Courts may exercise personal jurisdiction over defendants in the third category where a user can exchange information with the host computer. See, e.g., GTE New Media Services Inc. v. Ameritech Corp., 21 F. Supp. 2d 27, 38-39 (D.D.C. 1998) (asserting jurisdiction [**15] where companies provided national "Yellow Pages" directory services over Internet by highly interactive web site). This case falls into the third category "middle ground" of the sliding scale. Customers may submit suggestions for improving services, may link to on-line service manuals, are provided a list of contact persons, and may download updates on Helios' activities. However, this level of interactivity is insufficient to enable the exercise personal jurisdiction over defendants on the basis of their Internet activities. The exercise of jurisdiction is ultimately determined by examining the level of interactivity and the commercial nature of the exchange of information. While the Helios site does provide information on ordering products, Helios makes no commercial response to customers' submissions. At most, Helios uses the information provided by customers to improve its site and services. Moreover, nothing on the website is specifically targeted at Illinois consumers. This level of interaction is not sufficient to confer jurisdiction under the third category. See, e.g., LaSalle, 85 F. Supp. 2d at 862; Ty Inc., 2000 U.S. Dist. LEXIS 383, 2000 WL 51816 at *4; Scherr v. Abrahams, 1998 U.S. Dist. LEXIS 8531, 1998 WL 299678 [**16] at *5
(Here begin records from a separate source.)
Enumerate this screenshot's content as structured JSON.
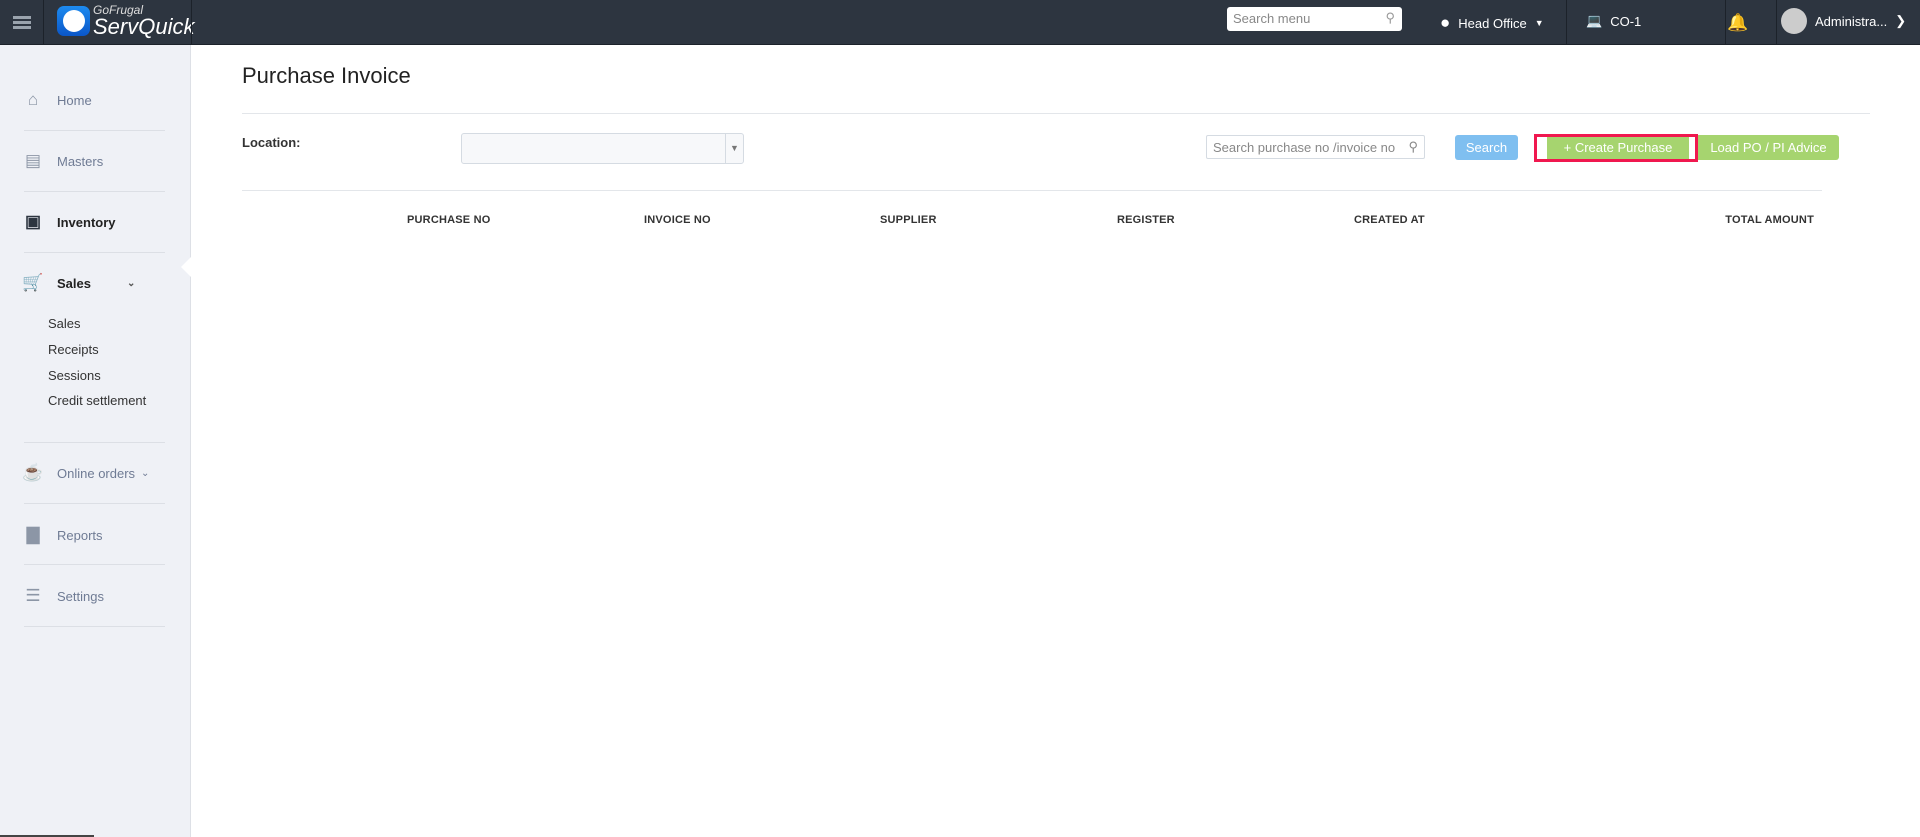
{
  "header": {
    "logo_top": "GoFrugal",
    "logo_bottom": "ServQuick",
    "search_placeholder": "Search menu",
    "location": "Head Office",
    "register": "CO-1",
    "user": "Administra..."
  },
  "sidebar": {
    "items": [
      {
        "label": "Home"
      },
      {
        "label": "Masters"
      },
      {
        "label": "Inventory"
      },
      {
        "label": "Sales"
      },
      {
        "label": "Online orders"
      },
      {
        "label": "Reports"
      },
      {
        "label": "Settings"
      }
    ],
    "sales_sub": [
      "Sales",
      "Receipts",
      "Sessions",
      "Credit settlement"
    ]
  },
  "page": {
    "title": "Purchase Invoice",
    "location_label": "Location:",
    "location_value": "",
    "search_placeholder": "Search purchase no /invoice no",
    "search_btn": "Search",
    "create_btn": "+ Create Purchase",
    "load_btn": "Load PO / PI Advice",
    "columns": [
      "PURCHASE NO",
      "INVOICE NO",
      "SUPPLIER",
      "REGISTER",
      "CREATED AT",
      "TOTAL AMOUNT"
    ]
  },
  "colors": {
    "header": "#2d3540",
    "green": "#a6d46f",
    "blue": "#7fbff0",
    "highlight": "#f0184f"
  }
}
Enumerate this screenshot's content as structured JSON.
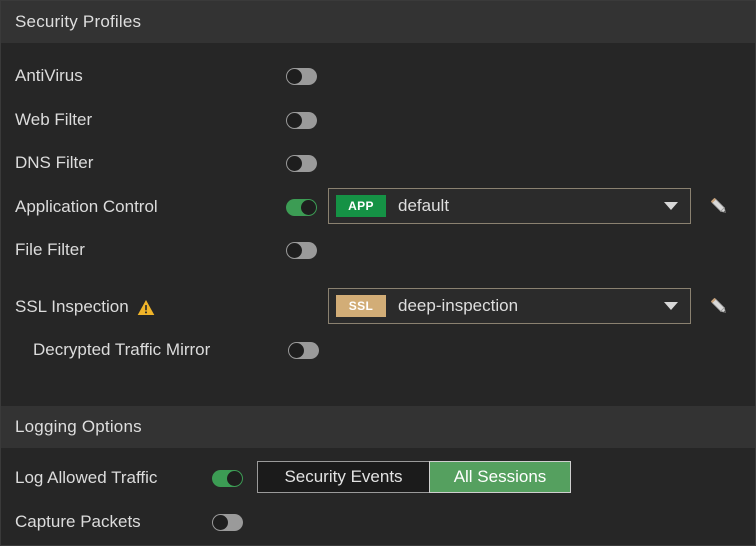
{
  "sections": {
    "security": {
      "title": "Security Profiles",
      "rows": [
        {
          "label": "AntiVirus",
          "toggle": "off"
        },
        {
          "label": "Web Filter",
          "toggle": "off"
        },
        {
          "label": "DNS Filter",
          "toggle": "off"
        },
        {
          "label": "Application Control",
          "toggle": "on"
        },
        {
          "label": "File Filter",
          "toggle": "off"
        },
        {
          "label": "SSL Inspection",
          "toggle": "warning"
        },
        {
          "label": "Decrypted Traffic Mirror",
          "toggle": "off"
        }
      ],
      "app_control": {
        "badge": "APP",
        "badge_color": "#159245",
        "value": "default",
        "caret_icon": "chevron-down-icon",
        "edit_icon": "pencil-icon"
      },
      "ssl_inspection": {
        "badge": "SSL",
        "badge_color": "#d2ad77",
        "value": "deep-inspection",
        "caret_icon": "chevron-down-icon",
        "edit_icon": "pencil-icon",
        "warning_icon": "warning-triangle-icon",
        "warning_color": "#f0b429"
      }
    },
    "logging": {
      "title": "Logging Options",
      "rows": [
        {
          "label": "Log Allowed Traffic",
          "toggle": "on"
        },
        {
          "label": "Capture Packets",
          "toggle": "off"
        }
      ],
      "log_mode": {
        "options": [
          "Security Events",
          "All Sessions"
        ],
        "selected": "All Sessions"
      }
    }
  },
  "colors": {
    "background": "#262626",
    "header_band": "#333333",
    "text": "#dcdcdc",
    "toggle_on": "#3c9c54",
    "toggle_off": "#9a9a9a",
    "segment_selected": "#55a05f"
  }
}
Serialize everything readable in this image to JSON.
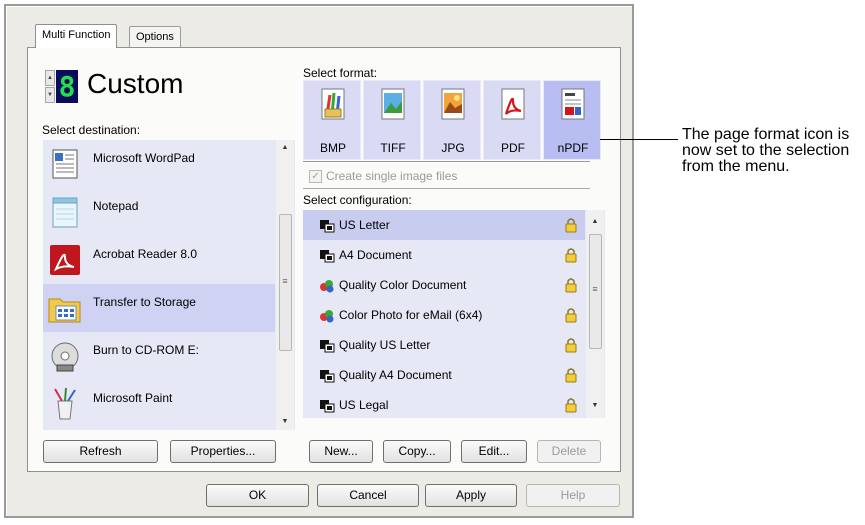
{
  "tabs": [
    {
      "label": "Multi Function"
    },
    {
      "label": "Options"
    }
  ],
  "header": {
    "digit": "8",
    "title": "Custom"
  },
  "destination": {
    "label": "Select destination:",
    "items": [
      {
        "label": "Microsoft WordPad",
        "icon": "wordpad-icon"
      },
      {
        "label": "Notepad",
        "icon": "notepad-icon"
      },
      {
        "label": "Acrobat Reader 8.0",
        "icon": "acrobat-icon"
      },
      {
        "label": "Transfer to Storage",
        "icon": "folder-icon",
        "selected": true
      },
      {
        "label": "Burn to CD-ROM  E:",
        "icon": "cd-icon"
      },
      {
        "label": "Microsoft Paint",
        "icon": "paint-icon"
      }
    ],
    "refresh_label": "Refresh",
    "properties_label": "Properties..."
  },
  "format": {
    "label": "Select format:",
    "items": [
      {
        "label": "BMP",
        "icon": "bmp-icon"
      },
      {
        "label": "TIFF",
        "icon": "tiff-icon"
      },
      {
        "label": "JPG",
        "icon": "jpg-icon"
      },
      {
        "label": "PDF",
        "icon": "pdf-icon"
      },
      {
        "label": "nPDF",
        "icon": "npdf-icon",
        "selected": true
      }
    ],
    "checkbox_label": "Create single image files"
  },
  "configuration": {
    "label": "Select configuration:",
    "items": [
      {
        "label": "US Letter",
        "icon": "bw-config-icon",
        "selected": true
      },
      {
        "label": "A4 Document",
        "icon": "bw-config-icon"
      },
      {
        "label": "Quality Color Document",
        "icon": "color-config-icon"
      },
      {
        "label": "Color Photo for eMail (6x4)",
        "icon": "color-config-icon"
      },
      {
        "label": "Quality US Letter",
        "icon": "bw-config-icon"
      },
      {
        "label": "Quality A4 Document",
        "icon": "bw-config-icon"
      },
      {
        "label": "US Legal",
        "icon": "bw-config-icon"
      }
    ],
    "new_label": "New...",
    "copy_label": "Copy...",
    "edit_label": "Edit...",
    "delete_label": "Delete"
  },
  "footer": {
    "ok_label": "OK",
    "cancel_label": "Cancel",
    "apply_label": "Apply",
    "help_label": "Help"
  },
  "annotation": {
    "text": "The page format icon is now set to the selection from the menu."
  },
  "colors": {
    "list_bg": "#e6e8f6",
    "selected_bg": "#cfd2f2",
    "format_bg": "#d9dbf5",
    "digit_bg": "#0b0b5e",
    "digit_fg": "#21e04c"
  }
}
Some courts have found minimum contacts through additional activities regardless of whether the activity is related to the underlying claim, considering non-web contacts as well as web pages in determining whether the defendant is subject to jurisdiction in a given state. See, e.g., Digital Equip. Corp. v. Altavista Tech. Inc., 960 F. Supp. 456, 462 (D. Mass. 1997) (jurisdiction proper over nonresident defendant based on totality of the defendant's contacts with the forum state including contract with a Massachusetts corporation, soliciting Massachusetts business [*934] through its web site, and three sales to Massachusetts residents). Here, the only contacts alleged by plaintiff unrelated to the website are a trip to a trade show in Chicago by representatives of Helios (possibly including Tschemernjak) and an upcoming educational seminar in Chicago to be sponsored by Helios. These contacts are certainly insufficient, even when considered in connection with the website, to be considered "systematic and continuous," making general jurisdiction proper. The contacts are also insufficient to establish specific jurisdiction; plaintiff does not allege that defendants sold [**17] any infringing products in Chicago, or that the contacts otherwise caused the harm complained of.
For the reasons stated, defendants Helios Software and Helmut Tschemernjak's motion to dismiss plaintiff's complaint as to them for lack of personal jurisdiction is GRANTED. Defendants Helios Software and Helmut Tschemernjak are dismissed from this litigation. The case between plaintiff and remaining defendant European Mikrograph Corp. is set for report on status at 10:00 a.m. on May 18, 2000.
JAMES F. HOLDERMAN
United States District Judge
DATE: May 10, 2000